So Many Screens in MA

A photo of Whitney.

Whitney Henderson

Whitney Henderson is EdNavigator's Chief Program Officer. She brings more than a decade of experience as an award-winning teacher, school leader, and instructional expert.

Dear So Many Screens,


Yes, it seems like screens are “virtually” everywhere these days, and professional guidelines have become more and more flexible in order to satisfy the need for virtual learning, high demand for social time with families and friends, and so much more. But even with these shifts, of course there are some risks associated with extended screen time, and these risks depend on a few factors.

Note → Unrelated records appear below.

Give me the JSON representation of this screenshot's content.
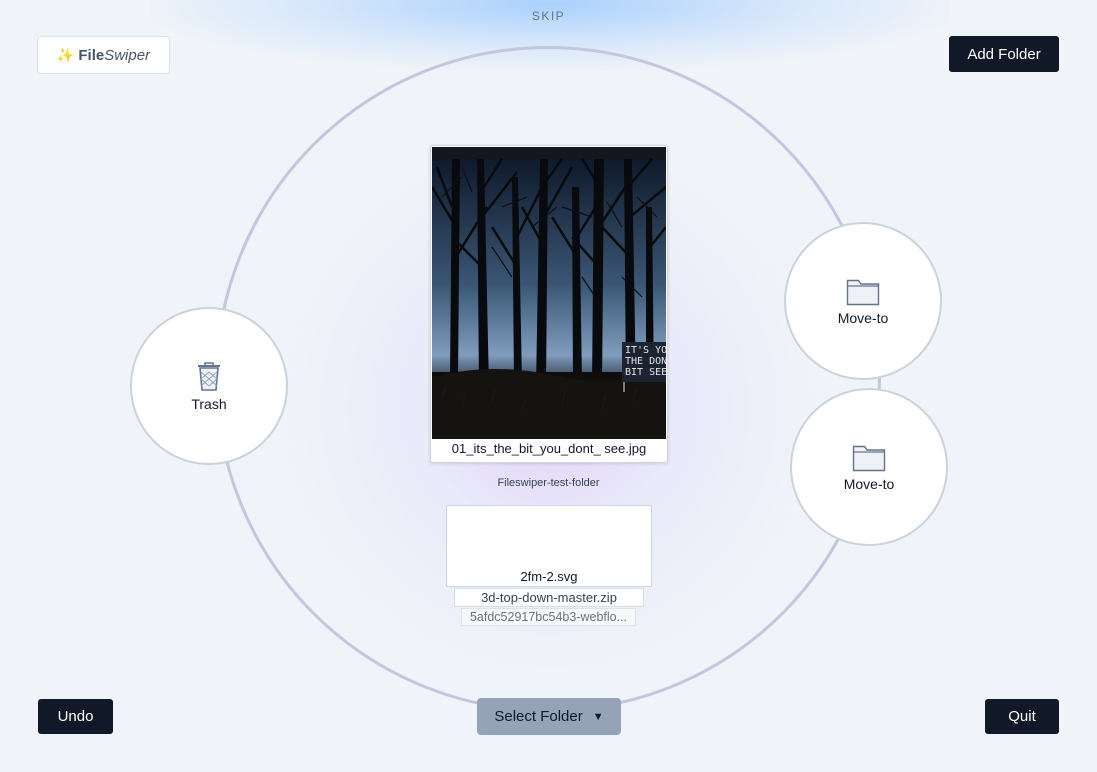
{
  "header": {
    "skip_label": "SKIP"
  },
  "brand": {
    "spark": "✨",
    "part1": "File",
    "part2": "Swiper"
  },
  "buttons": {
    "add_folder": "Add Folder",
    "undo": "Undo",
    "quit": "Quit"
  },
  "actions": {
    "trash_label": "Trash",
    "move1_label": "Move-to",
    "move2_label": "Move-to"
  },
  "current_file": {
    "name": "01_its_the_bit_you_dont_ see.jpg",
    "sign_lines": [
      "IT'S YOU",
      "THE DON'",
      "BIT SEE"
    ]
  },
  "folder": {
    "name": "Fileswiper-test-folder"
  },
  "queue": [
    "2fm-2.svg",
    "3d-top-down-master.zip",
    "5afdc52917bc54b3-webflo..."
  ],
  "select_folder": {
    "label": "Select Folder",
    "arrow": "▼"
  },
  "icons": {
    "trash": "trash-bin-icon",
    "folder": "folder-icon"
  }
}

There is a ton of supporting research that shows how screentime before bed disrupts sleep patterns, mostly due to the blue light produced by electronic devices that signals the body to stay alert by reducing melatonin production. (Melatonin is the natural chemical that induces sleepiness and tells the body to wind down.) Because screen usage stimulates the brain when it should power down, it sends mixed signals to the body, making it more difficult to fall asleep. Children (and probably adults too!) who use screens before bed are more likely to develop insomnia, behavioral issues, moodiness, and more.


While the consensus is clear on screen time before bed, the research on the effects of early morning screentime is limited. Much of what we know seems to come from a small 2018 study out of France that looked at children between three and six years old and found that the risk of speech and learning difficulties was three times higher for children who were watching screens in the morning rather than engaging in conversations with their parents and/or siblings. Your son is much older, however, so language development is likely not affected by screen usage for him.


That said, the blue light signaling mentioned earlier has the same effect on the body no matter the time of day, so if he is excessively using screens before school, there certainly is a level of energy and effort being absorbed in order to engage that may be typically reserved for his schoolwork. It may not seem like effort to him, but this is why many students feel tired in many of their afternoon classes after a morning of watching YouTube videos or social media browsing. They typically run out of the stamina necessary to pay attention and focus because of the earlier excitement that was attributed to screen usage. So in short, if you want your son to be most alert and energized for a full day of rigorous learning, it may be best to avoid screens before learning—meaning you all were absolutely right in your thinking!

“It may not seem like effort to him, but this is why many students feel tired in many of their afternoon classes after a morning of watching YouTube videos or social media browsing.”